+ lights from all three filters   R, G, B   add up to white light;

+ the colors   R, G, B   are darker than   C, M, Y   because they are narrow-band (when compared to   C, M, Y  ).

But who in the world might mix three colored lights for making up a color?

Well, there's quite a lot of applications, including:

    fig.3.1-b: color television CRT (33 kByte)

* In color television sets and computer monitors, every picture element is made up of 3 sub-elements (Fig. 3.1-b). Each sub-element displays one of the colors R,G,B. For the eye, the sub-elements are usually too small; they remain invisible. Via overlapping blur circles, their color stimuli add to one another for our eyes.

* Highly efficient three-band fluorescent lamps (fig. 2.2-b in para.2.2) dominate the lighting technique in schools, department stores and the like. Their color temperature (para. 1.3.4) is set by the appropriate mixture of red, green, and blue phosphor components.

* White LEDs seem to be light sources of our future. They either use three chips for R,G, and B in one housing -- or they add a broad-band yellow phosphor emission to the blue emission peak of a single LED chip.

This last application example leads us to the idea of complementary colors:
Pairs of colors that result in white light upon additive mixing are called "complementary". From the spectral characteristics in fig. 2.3, we see that complementary color pairs are:
* red   and cyan,
* green and magenta,
* blue  and yellow.

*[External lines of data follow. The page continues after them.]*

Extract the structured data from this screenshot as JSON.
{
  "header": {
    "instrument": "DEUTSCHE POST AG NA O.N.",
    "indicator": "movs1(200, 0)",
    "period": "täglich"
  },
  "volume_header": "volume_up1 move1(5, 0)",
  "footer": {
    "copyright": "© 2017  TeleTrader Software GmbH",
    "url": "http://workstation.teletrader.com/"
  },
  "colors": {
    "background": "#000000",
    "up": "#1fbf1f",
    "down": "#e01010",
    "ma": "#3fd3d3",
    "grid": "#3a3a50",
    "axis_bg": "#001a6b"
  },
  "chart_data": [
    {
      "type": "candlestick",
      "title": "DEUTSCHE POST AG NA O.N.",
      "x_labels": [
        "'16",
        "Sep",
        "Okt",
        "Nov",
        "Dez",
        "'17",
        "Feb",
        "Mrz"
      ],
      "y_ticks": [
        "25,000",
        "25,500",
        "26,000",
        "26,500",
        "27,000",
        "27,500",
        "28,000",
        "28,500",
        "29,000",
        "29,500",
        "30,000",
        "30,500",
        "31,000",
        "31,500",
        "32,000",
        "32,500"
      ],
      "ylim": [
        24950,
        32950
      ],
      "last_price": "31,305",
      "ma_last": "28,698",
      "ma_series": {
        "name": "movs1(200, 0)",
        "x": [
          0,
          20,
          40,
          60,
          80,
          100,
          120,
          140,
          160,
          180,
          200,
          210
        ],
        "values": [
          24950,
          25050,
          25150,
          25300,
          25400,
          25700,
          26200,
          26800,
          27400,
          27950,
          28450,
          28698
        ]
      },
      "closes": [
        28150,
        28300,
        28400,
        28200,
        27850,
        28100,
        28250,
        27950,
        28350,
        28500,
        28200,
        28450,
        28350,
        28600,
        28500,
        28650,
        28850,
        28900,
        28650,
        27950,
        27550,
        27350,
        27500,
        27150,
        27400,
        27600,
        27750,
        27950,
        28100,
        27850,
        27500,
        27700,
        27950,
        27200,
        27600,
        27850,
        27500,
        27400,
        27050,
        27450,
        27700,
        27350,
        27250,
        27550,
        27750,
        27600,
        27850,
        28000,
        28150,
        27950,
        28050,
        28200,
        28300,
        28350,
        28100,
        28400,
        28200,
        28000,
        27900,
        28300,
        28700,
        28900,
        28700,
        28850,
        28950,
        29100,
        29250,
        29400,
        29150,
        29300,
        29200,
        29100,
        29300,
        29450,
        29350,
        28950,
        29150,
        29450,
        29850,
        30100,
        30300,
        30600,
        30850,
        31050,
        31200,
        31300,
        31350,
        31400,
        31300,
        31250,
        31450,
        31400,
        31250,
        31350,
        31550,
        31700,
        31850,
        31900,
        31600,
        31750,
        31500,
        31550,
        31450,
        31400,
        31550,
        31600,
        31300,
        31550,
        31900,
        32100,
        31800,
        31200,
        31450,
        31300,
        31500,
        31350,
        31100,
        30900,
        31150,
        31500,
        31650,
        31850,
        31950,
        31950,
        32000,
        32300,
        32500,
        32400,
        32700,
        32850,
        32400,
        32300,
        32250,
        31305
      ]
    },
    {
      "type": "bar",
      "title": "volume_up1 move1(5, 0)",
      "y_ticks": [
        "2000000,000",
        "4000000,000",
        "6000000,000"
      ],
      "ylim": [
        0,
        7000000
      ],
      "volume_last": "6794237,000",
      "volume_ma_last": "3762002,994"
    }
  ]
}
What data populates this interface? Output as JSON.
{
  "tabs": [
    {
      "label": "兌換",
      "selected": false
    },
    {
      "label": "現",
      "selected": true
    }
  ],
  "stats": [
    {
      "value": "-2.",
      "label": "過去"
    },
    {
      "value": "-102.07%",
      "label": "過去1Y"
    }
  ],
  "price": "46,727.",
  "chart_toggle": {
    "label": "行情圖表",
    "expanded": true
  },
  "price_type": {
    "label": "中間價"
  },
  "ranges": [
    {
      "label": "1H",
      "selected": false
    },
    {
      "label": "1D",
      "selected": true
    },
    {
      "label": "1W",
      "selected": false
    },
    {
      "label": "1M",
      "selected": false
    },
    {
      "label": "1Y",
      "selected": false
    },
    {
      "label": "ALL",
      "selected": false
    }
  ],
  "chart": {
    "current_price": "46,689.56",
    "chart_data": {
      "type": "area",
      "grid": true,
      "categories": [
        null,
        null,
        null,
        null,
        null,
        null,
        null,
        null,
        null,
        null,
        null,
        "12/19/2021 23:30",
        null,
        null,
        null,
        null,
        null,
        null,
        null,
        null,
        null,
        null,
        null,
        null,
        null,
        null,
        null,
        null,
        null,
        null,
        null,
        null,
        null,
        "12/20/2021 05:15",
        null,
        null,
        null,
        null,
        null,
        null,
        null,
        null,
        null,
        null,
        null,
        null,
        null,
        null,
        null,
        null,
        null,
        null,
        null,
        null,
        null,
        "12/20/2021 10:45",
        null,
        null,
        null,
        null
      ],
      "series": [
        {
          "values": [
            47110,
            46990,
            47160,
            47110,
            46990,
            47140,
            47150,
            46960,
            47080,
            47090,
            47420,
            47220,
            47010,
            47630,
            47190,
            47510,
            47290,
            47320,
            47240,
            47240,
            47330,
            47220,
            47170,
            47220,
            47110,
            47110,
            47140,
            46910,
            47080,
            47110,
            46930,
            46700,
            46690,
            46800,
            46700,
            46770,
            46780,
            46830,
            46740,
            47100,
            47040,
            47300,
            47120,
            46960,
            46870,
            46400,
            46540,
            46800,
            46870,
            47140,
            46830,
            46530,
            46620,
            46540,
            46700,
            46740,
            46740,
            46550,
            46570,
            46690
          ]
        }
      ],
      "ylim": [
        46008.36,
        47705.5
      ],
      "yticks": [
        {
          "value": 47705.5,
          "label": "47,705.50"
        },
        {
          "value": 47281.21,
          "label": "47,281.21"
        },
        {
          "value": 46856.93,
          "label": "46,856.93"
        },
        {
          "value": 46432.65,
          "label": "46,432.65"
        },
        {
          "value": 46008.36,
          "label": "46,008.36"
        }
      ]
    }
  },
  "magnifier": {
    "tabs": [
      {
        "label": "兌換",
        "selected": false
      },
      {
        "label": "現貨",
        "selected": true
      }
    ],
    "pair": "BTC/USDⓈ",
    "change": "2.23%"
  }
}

Complementary colors are opposed to one another in Goethe's color circle, which you find in fig. 1.1-c at the end of para. 1.1.

Complementary colors are not only defined by the "adding results in white"-statement. You can also find complementary pairs by simple experiments (which already Goethe performed):
Prepare two similar sheets of paper. Leave one blank. Put a big spot of saturated red color on the other one. Gaze at the well-illuminated red spot for some minutes. Then swiftly replace the sheet with the red spot by the blank sheet and look at the latter. What do you see? - You're going to see the disappeared spot, and it will have the complementary color.
(Reason is an exaggerated bleaching process in the corresponding cone dye, see fig. 1.2-c in para. 1.2.)

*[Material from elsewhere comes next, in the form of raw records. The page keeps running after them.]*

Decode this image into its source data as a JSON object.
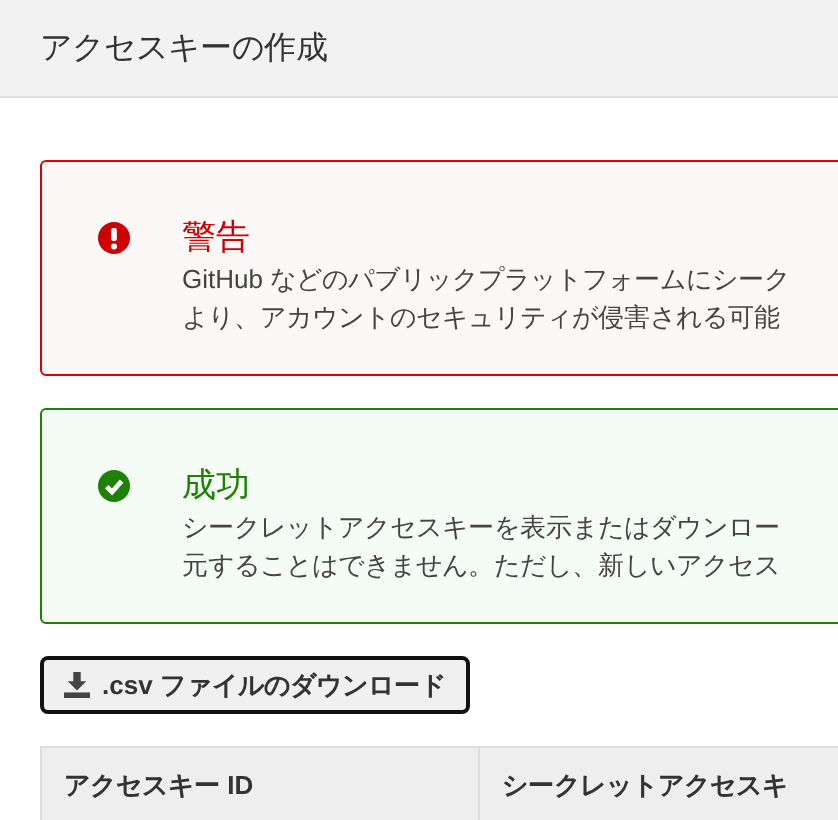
{
  "header": {
    "title": "アクセスキーの作成"
  },
  "alerts": [
    {
      "kind": "warning",
      "title": "警告",
      "lines": [
        "GitHub などのパブリックプラットフォームにシーク",
        "より、アカウントのセキュリティが侵害される可能"
      ]
    },
    {
      "kind": "success",
      "title": "成功",
      "lines": [
        "シークレットアクセスキーを表示またはダウンロー",
        "元することはできません。ただし、新しいアクセス"
      ]
    }
  ],
  "download_button": {
    "label": ".csv ファイルのダウンロード"
  },
  "table": {
    "columns": [
      "アクセスキー ID",
      "シークレットアクセスキ"
    ]
  }
}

Please be cautious when calling colors "complementary". This is not the same as "maximum color contrast"; the latter is described in para. 1.3.2.

Having seen several application examples of additive mixing with R,G,B primary colors you won't be astonished that these colors are standardized. But in my opinion the standards are not worth while.
First, because there are different standards for different applications.
Second and most important: They all define these colors with just their tristimulus values ... leaving their applications prone to metamerism (see para. 3.4).

Link List and Literature

Subject used in source
mixing R G B fig.3.1-a teleseminar-2000
filter set curves fig.2.3 Edmund Industrie Optik GmbH, "2002 Optics and Optical Instruments Catalog" p.76 (modified)
color CRT fig.3.1-b Microsoft Encarta Enzyklopaedie 2002 (modified)

Cont'd: 3.2 mixing subtractively   Contents of entire essay   Contents of entire web site

Last modified March 13th, 2003; 11:11